Read our Radda in Chianti Travel Guide
This is what town planning looked like to a Renaissance pope. Pius II commissioned a Florentine architect to turn his rustic home village into the “ideal” Renaissance town. He never got much farther than the main square — but what a square.
Three essential stops? Piazza Pio II, Pius’s perfect Renaissance piazza, ramparts with an unforgettable view down the Val d’Orcia and a cheese shop to taste Pecorino di Pienza, made from local ewe’s milk
Read our Pienza Travel Guide
The once mighty Etruscan city of Velathri shrunk over centuries to become the medieval commune of Volterra. Spectral white alabaster has been mined here for millennia. Workshops are scattered among eerie stone backstreets. Secular and religious buildings draw architecture lovers; Volterra’s Etruscan museum is among Italy’s best.

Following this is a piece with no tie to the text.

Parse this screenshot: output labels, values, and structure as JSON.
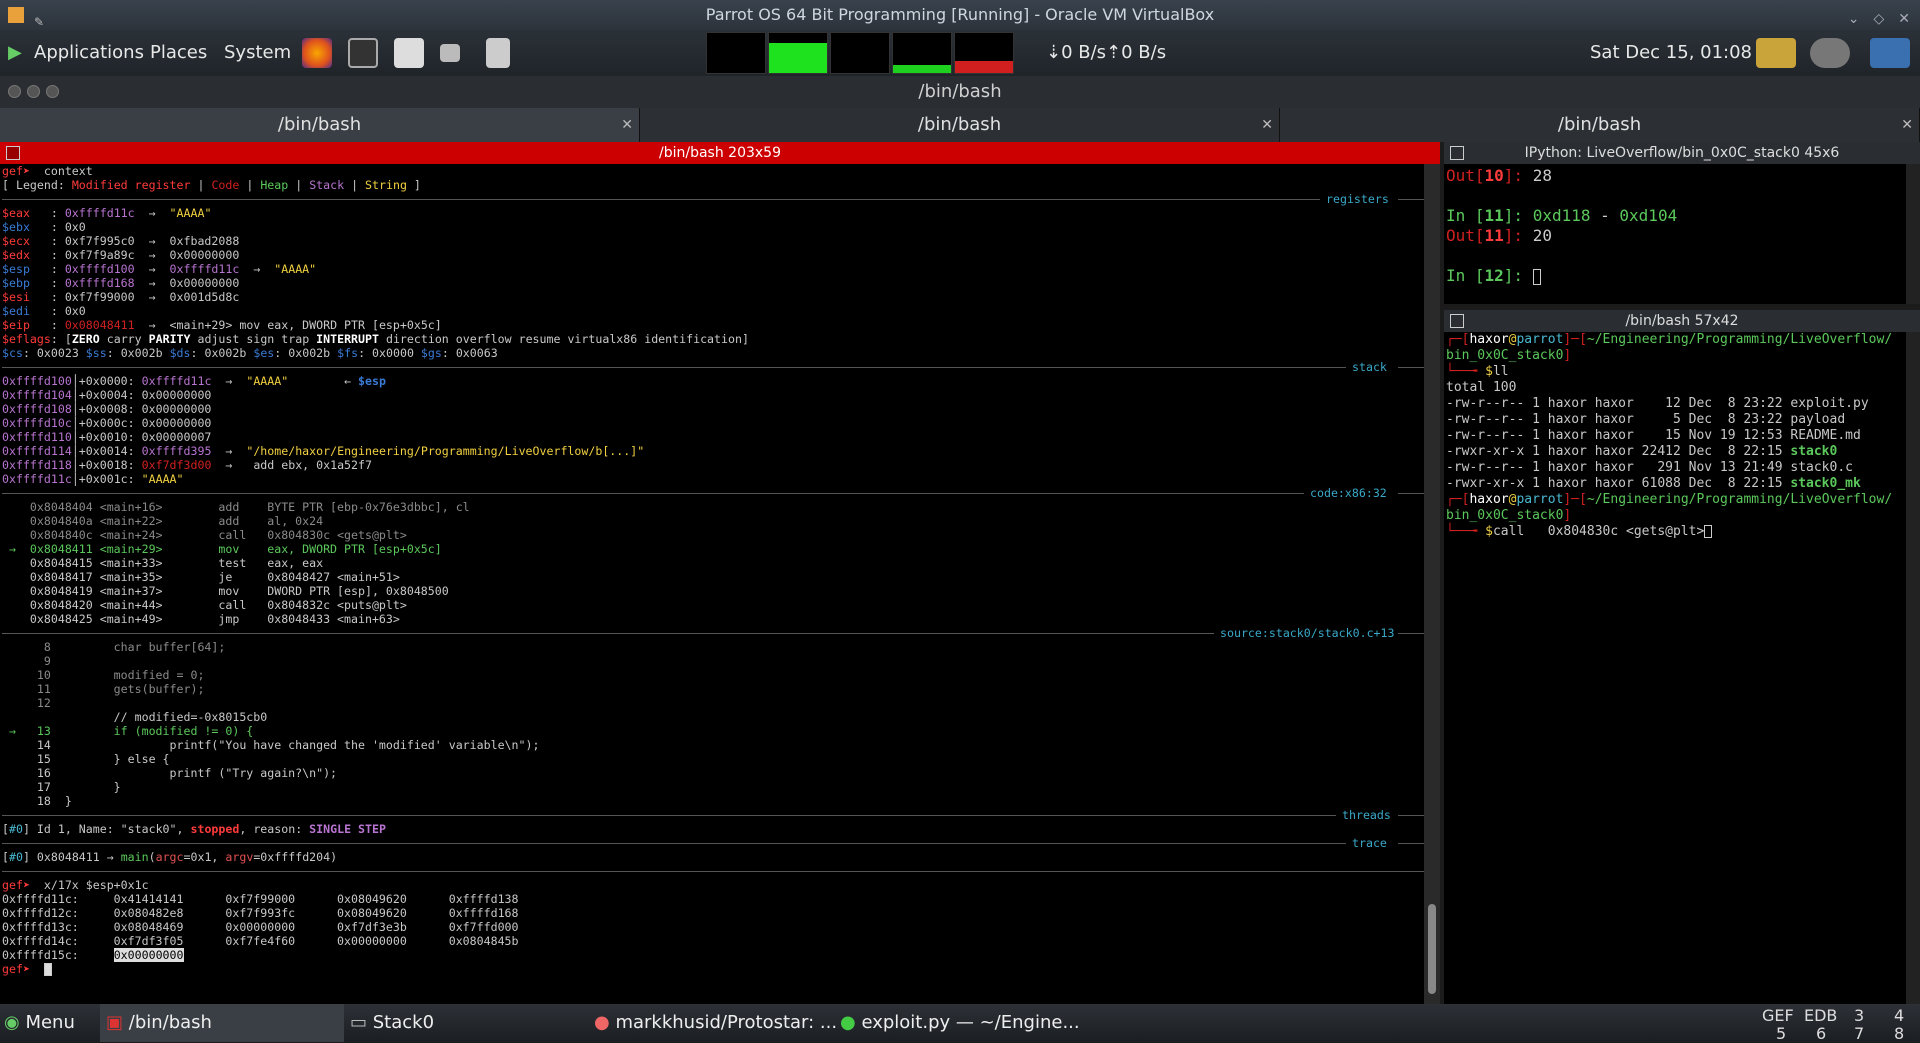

Three essential stops? Alabaster artisan workshops, a masterpiece of Mannerist painting and the Palazzo dei Priori, design prototype for Florence’s Palazzo Vecchio
Read our Volterra Travel Guide
Colle Val d’Elsa
Colle rolled into and sharply out of the history books sometime in the 1200s. Strung along a rocky outcrop, the original old town — now “Colle Alta” — was the birthplace of Arnolfo di Cambio, who built Florence’s Palazzo Vecchio. Artisan traditions, in crafts and the kitchen, still run strong. And somehow, this place is quiet most of the year.
Three essential stops? The gnarly stone streets of Colle Alta, centuries of glassmaking heritage and one of Tuscany’s finest ceramics workshops
Read our Colle Val d’Elsa Travel Guide
Perched on a hill above Florence, this ancient settlement has been an Etruscan stronghold, a centre for sculptors and stonemasons, an expat literary hangout and a popular escape from the summer city heat. Leonardo da Vinci even tested his flying machine here (it failed). Come for a scenic stroll, low-key art, ancient ruins, formal gardens, views, and a coffee in the main square.
Three essential stops? An iconic viewpoint over the rooftops of Florence, a Roman/Etruscan archaeology park and gardens where Lorenzo “The Magnificent” frolicked
Read our Fiesole Travel Guide